Since I had only two weeks to design AND animate, I crunched to get a good looking and FUNCTIONAL composition in Illustrator. I remembered that each object you expected to move independently needed to be a separate layer, and wings were likely going to be a challenge for animating. So I got references of bat wing bone structure to help me seperate the shapes of the wing/arms. I kept each bone seperate except the hands. I wanted the tips of the wings to move dynamically, but given this was my first animation ever, i opted to be simple and grouped the wing fingers. Mm, now I’m craving chicken wings and chicken fingers.
I finished my design with a similar style to my stickers: heavy strokes and thick lines to denote curve/depth. I also used lots of gradients this time to experiment with those further. Once I resolved that I got a satisfactory image working, I uploaded it into After Effects.

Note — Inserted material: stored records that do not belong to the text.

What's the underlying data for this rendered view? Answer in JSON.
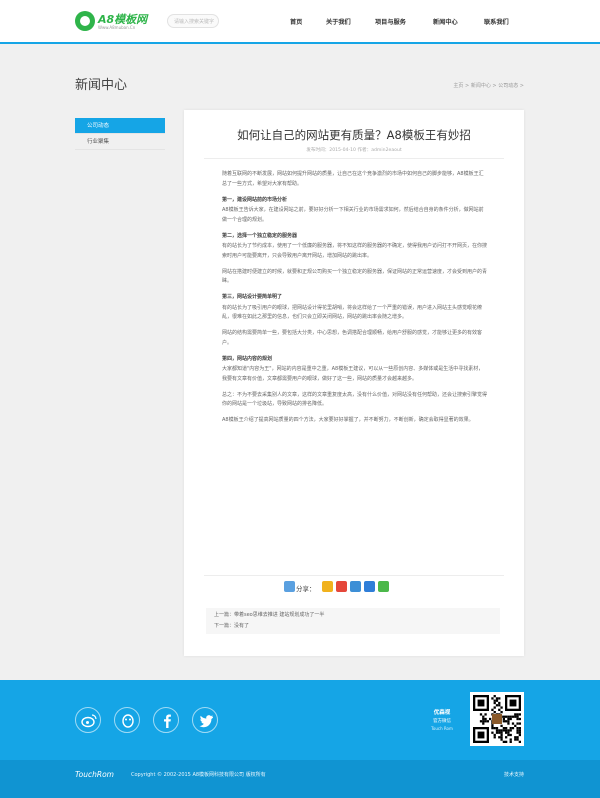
{
  "header": {
    "logo_text": "A8模板网",
    "logo_sub": "Www.A8muban.Cn",
    "search_placeholder": "请输入搜索关键字",
    "nav": [
      "首页",
      "关于我们",
      "项目与服务",
      "新闻中心",
      "联系我们"
    ]
  },
  "page": {
    "title": "新闻中心",
    "breadcrumb": [
      "主页",
      "新闻中心",
      "公司动态"
    ]
  },
  "sidebar": {
    "items": [
      {
        "label": "公司动态",
        "active": true
      },
      {
        "label": "行业聚集",
        "active": false
      }
    ]
  },
  "article": {
    "title": "如何让自己的网站更有质量？A8模板王有妙招",
    "meta": "发布时间：2015-04-10  作者：admin2eaout",
    "paragraphs": [
      {
        "kind": "p",
        "text": "随着互联网的不断发展，网站如何提升网站的质量，让自己在这个竞争激烈的市场中如何自己的脚步能够，A8模板王汇总了一些方式，希望对大家有帮助。"
      },
      {
        "kind": "h",
        "text": "第一，建设网站前的市场分析"
      },
      {
        "kind": "p",
        "text": "A8模板王告诉大家，在建设网站之前，要好好分析一下相关行业的市场需求如何，然后结合自身的条件分析，做网站前做一个合理的规划。"
      },
      {
        "kind": "h",
        "text": "第二，选择一个独立稳定的服务器"
      },
      {
        "kind": "p",
        "text": "有的站长为了节约成本，使用了一个低廉的服务器，将不知这样的服务器的不确定，使得我用户访问打不开网页，在你搜索时用户可能要离开，只会导致用户离开网站，增加网站的跳出率。"
      },
      {
        "kind": "p",
        "text": "网站在搭建时便建立的时候，就要和正规公司购买一个独立稳定的服务器，保证网站的正常运营速度，才会受到用户的青睐。"
      },
      {
        "kind": "h",
        "text": "第三，网站设计要简单明了"
      },
      {
        "kind": "p",
        "text": "有的站长为了吸引用户的眼球，把网站设计得花里胡哨，将会这样给了一个严重的错误，用户进入网站主头感觉眼花缭乱，很难在如此之那里的信息，也们只会立即关闭网站，网站的跳出率会随之增多。"
      },
      {
        "kind": "p",
        "text": "网站的结构需要简单一些，要包括大分类，中心思想，色调搭配合理顺畅，给用户舒服的感觉，才能够让更多的有效客户。"
      },
      {
        "kind": "h",
        "text": "第四，网站内容的规划"
      },
      {
        "kind": "p",
        "text": "大家都知道\"内容为王\"，网站的内容是重中之重，A8模板王建议，可以从一些原创内容、多媒体或是生活中寻找素材，我要有文章有价值，文章都需要用户的眼球，做好了这一些，网站的质量才会越来越多。"
      },
      {
        "kind": "p",
        "text": "总之：不为不要去采集别人的文章，这样的文章重复度太高，没有什么价值，对网站没有任何帮助，还会让搜索引擎觉得你的网站是一个垃圾站，导致网站的排名降低。"
      },
      {
        "kind": "p",
        "text": "A8模板王介绍了提高网站质量的四个方法，大家要好好掌握了，并不断努力，不断创新，确定会取得显著的效果。"
      }
    ],
    "share_label": "分享：",
    "prev": "上一篇：带着seo思维去推进 建站规划成功了一半",
    "next": "下一篇：没有了"
  },
  "footer": {
    "follow_title": "优森视",
    "follow_line2": "官方微信",
    "follow_line3": "Touch Rom",
    "copy_logo": "TouchRom",
    "copyright": "Copyright © 2002-2015 A8模板网科技有限公司 版权所有",
    "right_link": "技术支持"
  },
  "colors": {
    "accent": "#15a5e6",
    "logo_green": "#2fb44a"
  }
}
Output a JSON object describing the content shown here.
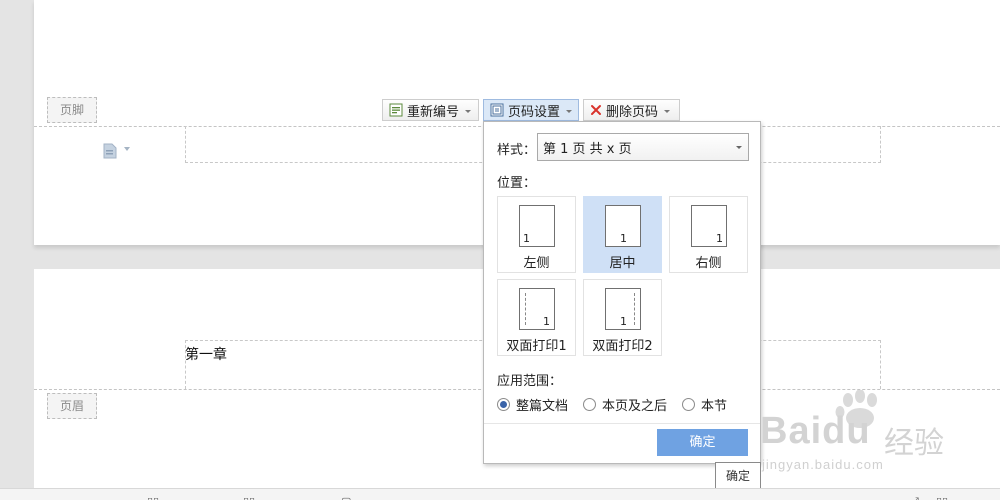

Animating this thing let me dig my fingers into After Effects. I got excited to see my image move, which was good motivation for when the parts were clashing and moving the wrong way. My basic plan was to have the bulb turn on and have the ‘demonic’ features sprout up. I parented lots of layers, and started messing with opacity, positions, and scale. So many moving parts, ugh.
My first result was very flat and lifeless. I started adding ‘bulging’ motions and had the parts squish and stretch a bit as the transformation from regular bulb to demon bulb went along. It made the bulb move with the parts and feel more connected. Life like. Which isn’t what you normally think of for a light bulb, but hey. Art is the lie that tells the truth!
I started working on wing movement, which required me to learn the puppet strings and positioning. Thanks to parenting, i was able to save myself a bit of time, but getting the flaps to move correctly took some time. But paid off! Look at them flappy wings! It’s my baby’s first steps! Except it’s a digital collection of colored pixels.
That’s a Wrap
I felt pretty accomplished with a gif now in my repertoire of things I can make. I ended up using more tools on After Effects than i expected, and I enjoyed the process of learning how to make that little bulb become a really bad idea. Hold on, that sentence didn’t make sense?